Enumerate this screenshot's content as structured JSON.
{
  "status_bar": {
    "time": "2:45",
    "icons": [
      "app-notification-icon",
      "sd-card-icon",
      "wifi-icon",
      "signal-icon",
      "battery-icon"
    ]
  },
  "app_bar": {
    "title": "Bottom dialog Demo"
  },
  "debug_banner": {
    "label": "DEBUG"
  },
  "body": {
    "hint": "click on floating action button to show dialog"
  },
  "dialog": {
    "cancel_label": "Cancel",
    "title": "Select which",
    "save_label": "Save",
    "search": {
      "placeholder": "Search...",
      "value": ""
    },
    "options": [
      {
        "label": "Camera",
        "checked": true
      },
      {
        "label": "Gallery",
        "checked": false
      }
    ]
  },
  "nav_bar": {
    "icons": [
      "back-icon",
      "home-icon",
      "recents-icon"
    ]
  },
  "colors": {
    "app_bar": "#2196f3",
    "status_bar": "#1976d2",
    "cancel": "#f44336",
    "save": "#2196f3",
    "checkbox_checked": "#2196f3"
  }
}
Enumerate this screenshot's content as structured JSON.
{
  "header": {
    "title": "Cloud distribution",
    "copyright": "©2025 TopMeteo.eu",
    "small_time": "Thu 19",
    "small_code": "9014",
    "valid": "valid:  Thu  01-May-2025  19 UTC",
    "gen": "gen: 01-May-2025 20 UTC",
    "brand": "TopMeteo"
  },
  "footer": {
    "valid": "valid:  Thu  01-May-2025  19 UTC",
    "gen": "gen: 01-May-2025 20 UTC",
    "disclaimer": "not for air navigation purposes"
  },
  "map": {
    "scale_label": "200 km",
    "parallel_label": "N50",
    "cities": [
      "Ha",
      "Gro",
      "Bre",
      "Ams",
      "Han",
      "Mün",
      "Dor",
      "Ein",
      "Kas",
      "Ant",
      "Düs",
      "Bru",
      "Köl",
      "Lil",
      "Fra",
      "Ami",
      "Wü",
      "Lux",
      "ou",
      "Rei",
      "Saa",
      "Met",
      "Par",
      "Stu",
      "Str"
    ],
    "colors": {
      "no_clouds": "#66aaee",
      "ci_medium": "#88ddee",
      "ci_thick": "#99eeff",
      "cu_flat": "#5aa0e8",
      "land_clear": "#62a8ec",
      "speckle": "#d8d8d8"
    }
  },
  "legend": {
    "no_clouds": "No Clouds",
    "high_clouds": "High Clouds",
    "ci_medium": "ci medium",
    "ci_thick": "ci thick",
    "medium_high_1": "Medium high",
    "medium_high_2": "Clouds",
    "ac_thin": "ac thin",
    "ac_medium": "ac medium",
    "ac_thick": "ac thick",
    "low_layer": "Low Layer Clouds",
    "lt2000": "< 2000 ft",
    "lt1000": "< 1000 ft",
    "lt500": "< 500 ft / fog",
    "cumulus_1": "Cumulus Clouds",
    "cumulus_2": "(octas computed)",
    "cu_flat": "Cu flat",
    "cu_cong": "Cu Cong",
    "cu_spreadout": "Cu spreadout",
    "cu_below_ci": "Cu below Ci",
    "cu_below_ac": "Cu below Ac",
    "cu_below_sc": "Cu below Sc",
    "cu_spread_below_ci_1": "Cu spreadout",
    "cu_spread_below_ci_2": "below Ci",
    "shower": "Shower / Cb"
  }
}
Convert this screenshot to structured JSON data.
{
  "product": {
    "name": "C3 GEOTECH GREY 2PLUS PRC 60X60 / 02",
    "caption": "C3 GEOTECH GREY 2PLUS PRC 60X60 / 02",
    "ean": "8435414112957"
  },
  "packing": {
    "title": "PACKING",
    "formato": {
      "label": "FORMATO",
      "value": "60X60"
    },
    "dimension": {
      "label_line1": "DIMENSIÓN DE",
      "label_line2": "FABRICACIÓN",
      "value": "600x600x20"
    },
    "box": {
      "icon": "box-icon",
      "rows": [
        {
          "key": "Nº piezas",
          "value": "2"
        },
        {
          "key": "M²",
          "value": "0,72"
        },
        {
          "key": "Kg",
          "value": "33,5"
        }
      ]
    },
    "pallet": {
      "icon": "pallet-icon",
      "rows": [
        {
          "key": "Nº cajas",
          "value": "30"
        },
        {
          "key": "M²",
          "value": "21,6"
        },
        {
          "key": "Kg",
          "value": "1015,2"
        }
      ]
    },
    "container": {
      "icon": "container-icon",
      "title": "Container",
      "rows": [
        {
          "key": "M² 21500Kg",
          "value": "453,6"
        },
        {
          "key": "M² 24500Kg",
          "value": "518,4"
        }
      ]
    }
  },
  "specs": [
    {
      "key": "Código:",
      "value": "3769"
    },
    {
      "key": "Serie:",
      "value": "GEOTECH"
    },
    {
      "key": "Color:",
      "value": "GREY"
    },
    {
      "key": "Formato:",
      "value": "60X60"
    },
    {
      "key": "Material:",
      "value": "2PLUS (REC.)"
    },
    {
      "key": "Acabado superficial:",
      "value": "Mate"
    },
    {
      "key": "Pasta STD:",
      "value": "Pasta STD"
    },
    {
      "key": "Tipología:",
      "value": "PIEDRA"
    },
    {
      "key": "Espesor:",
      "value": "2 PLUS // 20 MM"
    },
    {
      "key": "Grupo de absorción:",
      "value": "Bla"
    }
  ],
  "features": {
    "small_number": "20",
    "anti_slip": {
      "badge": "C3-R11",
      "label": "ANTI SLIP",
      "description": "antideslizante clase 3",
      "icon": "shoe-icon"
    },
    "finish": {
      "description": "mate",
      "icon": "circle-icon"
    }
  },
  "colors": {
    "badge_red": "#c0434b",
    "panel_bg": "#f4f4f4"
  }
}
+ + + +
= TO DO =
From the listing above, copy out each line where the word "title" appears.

= ANSWER BOX =
    "title": "Bottom dialog Demo"
    "title": "Select which",
    "title": "Cloud distribution",
    "title": "PACKING",
      "title": "Container",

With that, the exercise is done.